One major limitation in this study is that it was an interventional study with no control group. Further, the intervention, for ethical reasons, started immediately after a patients CRE status was revealed. As this was no randomized controlled trial of CRE screening and cohort care, the results of this study can only be interpreted as indicative. The intervention was performed in pre-existing facilities and without extra staff, beside the research team. The cohorts could in most situations not be completely physically separated and it was not always possible to have designated staff. The high CRE colonization rate at admission made it challenging to isolate patients.

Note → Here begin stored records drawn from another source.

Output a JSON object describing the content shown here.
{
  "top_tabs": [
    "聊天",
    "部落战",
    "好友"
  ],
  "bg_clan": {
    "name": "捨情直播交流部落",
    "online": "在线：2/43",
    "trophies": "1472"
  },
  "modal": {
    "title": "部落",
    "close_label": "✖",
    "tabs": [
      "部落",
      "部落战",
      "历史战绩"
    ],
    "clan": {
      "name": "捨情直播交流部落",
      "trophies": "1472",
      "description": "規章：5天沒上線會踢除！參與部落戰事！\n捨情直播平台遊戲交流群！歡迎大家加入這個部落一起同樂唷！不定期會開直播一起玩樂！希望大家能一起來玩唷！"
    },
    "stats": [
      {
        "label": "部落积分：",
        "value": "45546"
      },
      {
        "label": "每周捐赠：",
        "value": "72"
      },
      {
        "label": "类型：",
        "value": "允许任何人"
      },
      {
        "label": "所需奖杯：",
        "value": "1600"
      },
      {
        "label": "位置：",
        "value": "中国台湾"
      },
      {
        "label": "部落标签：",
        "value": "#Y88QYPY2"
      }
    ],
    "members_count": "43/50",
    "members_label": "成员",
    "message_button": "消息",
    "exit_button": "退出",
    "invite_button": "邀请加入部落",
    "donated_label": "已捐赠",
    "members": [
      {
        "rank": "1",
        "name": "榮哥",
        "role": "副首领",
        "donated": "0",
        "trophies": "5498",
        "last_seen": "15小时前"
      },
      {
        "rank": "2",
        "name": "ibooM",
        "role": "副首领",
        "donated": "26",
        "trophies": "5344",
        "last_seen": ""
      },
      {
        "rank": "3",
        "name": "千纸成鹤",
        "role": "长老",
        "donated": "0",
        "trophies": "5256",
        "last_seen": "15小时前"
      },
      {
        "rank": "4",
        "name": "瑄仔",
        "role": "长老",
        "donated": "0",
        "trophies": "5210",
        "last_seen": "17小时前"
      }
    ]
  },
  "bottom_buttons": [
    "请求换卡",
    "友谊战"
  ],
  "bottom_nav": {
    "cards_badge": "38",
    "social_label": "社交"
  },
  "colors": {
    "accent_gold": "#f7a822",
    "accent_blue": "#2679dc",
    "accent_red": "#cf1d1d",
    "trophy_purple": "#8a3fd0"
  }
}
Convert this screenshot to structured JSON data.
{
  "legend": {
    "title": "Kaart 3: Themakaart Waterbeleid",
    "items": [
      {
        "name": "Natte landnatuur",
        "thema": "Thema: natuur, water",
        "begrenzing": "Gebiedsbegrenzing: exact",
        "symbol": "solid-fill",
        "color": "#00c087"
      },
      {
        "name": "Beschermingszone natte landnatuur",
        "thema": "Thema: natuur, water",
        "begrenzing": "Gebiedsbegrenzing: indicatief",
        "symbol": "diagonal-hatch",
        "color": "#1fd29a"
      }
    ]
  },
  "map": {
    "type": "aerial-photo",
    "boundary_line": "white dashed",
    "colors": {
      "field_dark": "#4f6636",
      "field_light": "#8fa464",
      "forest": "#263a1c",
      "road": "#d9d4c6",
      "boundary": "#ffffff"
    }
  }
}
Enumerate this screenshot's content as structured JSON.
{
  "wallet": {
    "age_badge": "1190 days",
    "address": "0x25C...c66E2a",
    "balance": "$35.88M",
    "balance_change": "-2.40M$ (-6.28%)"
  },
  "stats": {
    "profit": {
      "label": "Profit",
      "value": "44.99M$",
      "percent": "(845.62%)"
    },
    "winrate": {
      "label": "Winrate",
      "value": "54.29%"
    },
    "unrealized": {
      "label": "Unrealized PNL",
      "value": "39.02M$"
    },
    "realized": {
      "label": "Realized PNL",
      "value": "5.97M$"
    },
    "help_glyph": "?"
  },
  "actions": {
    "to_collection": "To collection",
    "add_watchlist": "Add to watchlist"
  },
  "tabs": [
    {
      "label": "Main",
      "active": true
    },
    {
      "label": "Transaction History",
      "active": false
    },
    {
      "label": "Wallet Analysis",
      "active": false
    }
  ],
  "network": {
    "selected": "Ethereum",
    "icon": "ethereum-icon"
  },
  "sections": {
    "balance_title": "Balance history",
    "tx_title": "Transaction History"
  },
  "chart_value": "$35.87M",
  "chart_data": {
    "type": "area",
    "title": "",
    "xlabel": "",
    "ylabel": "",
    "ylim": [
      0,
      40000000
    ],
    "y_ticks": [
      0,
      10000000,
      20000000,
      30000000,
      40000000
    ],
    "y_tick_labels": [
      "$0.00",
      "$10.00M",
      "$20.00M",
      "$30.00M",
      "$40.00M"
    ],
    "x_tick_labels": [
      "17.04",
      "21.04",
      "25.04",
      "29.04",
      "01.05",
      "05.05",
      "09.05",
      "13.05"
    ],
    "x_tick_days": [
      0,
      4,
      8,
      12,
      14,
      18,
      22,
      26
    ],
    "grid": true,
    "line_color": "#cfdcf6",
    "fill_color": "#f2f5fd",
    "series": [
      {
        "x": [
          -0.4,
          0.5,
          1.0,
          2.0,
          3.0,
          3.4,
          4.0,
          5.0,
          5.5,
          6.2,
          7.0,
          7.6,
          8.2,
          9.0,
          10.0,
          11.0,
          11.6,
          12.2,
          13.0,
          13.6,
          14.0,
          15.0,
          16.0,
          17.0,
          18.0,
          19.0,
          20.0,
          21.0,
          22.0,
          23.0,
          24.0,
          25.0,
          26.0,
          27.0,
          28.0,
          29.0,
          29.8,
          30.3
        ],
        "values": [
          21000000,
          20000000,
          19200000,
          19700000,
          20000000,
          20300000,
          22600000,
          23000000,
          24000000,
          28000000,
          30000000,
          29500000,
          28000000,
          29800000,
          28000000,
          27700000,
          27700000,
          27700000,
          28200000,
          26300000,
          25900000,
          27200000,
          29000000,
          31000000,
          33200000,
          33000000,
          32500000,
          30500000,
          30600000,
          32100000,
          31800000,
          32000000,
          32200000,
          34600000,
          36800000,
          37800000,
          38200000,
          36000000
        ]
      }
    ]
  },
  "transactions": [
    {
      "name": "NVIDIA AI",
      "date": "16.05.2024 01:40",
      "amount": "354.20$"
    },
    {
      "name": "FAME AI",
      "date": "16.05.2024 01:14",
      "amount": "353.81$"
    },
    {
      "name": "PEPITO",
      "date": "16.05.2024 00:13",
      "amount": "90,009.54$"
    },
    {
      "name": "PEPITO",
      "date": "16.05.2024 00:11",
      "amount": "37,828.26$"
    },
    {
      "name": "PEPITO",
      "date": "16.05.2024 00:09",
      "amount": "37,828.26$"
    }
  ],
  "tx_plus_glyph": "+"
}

Of 604 patients screened CREneg at admission, only 244 (40.4%) were re-screened. Reasons for this include that many patients were admitted for < 48 h, patients were moved with short notice when discharged from ICU, lack of staff and reluctance to rectal swab patients after death. Despite these limitations, which in LMIC are a realistic actual setting, our study showed that admission CRE screening and cohort care intervention significantly can reduce the rates of CRE acquisition and HAI as well as shorten hospital stays and decrease costs.
Higher levels of HAI, higher treatment costs and a higher level of HAI-related mortality was seen in CREpos patients when compared to CREneg. One possible confounder is whether CREpos patients represents a group of patients with higher levels of co-morbidities (more ill patients) and therefore more prone to get colonized, have longer treatment periods in the hospital and be more likely to get nosocomial infections (HAI’s) and suffer a mortal outcome from these. The intervention design without a control group does not allow for determining whether associations of CRE colonization (initial) and acquisition with HAI, costs, and mortality (later), are causal. The group of patients treated in a separate cohort while awaiting their admission CRE screening results contained both CREneg and CREpos patients. Although it was the ambition to distance the patients in the group, possibly exposure could not be excluded, providing a risk of patients initially screening CREneg becoming colonized while awaiting their screening results. Some patients were likely colonized during this waiting period, which was deemed non-preventable in this intervention. In ideal conditions, complete isolation of patients from one another would be preferred but was not possible within the VNCH ICU’s. The 7-day follow-up screening on all admitted patients was used, to limit the transmission of CRE in the CREneg cohort.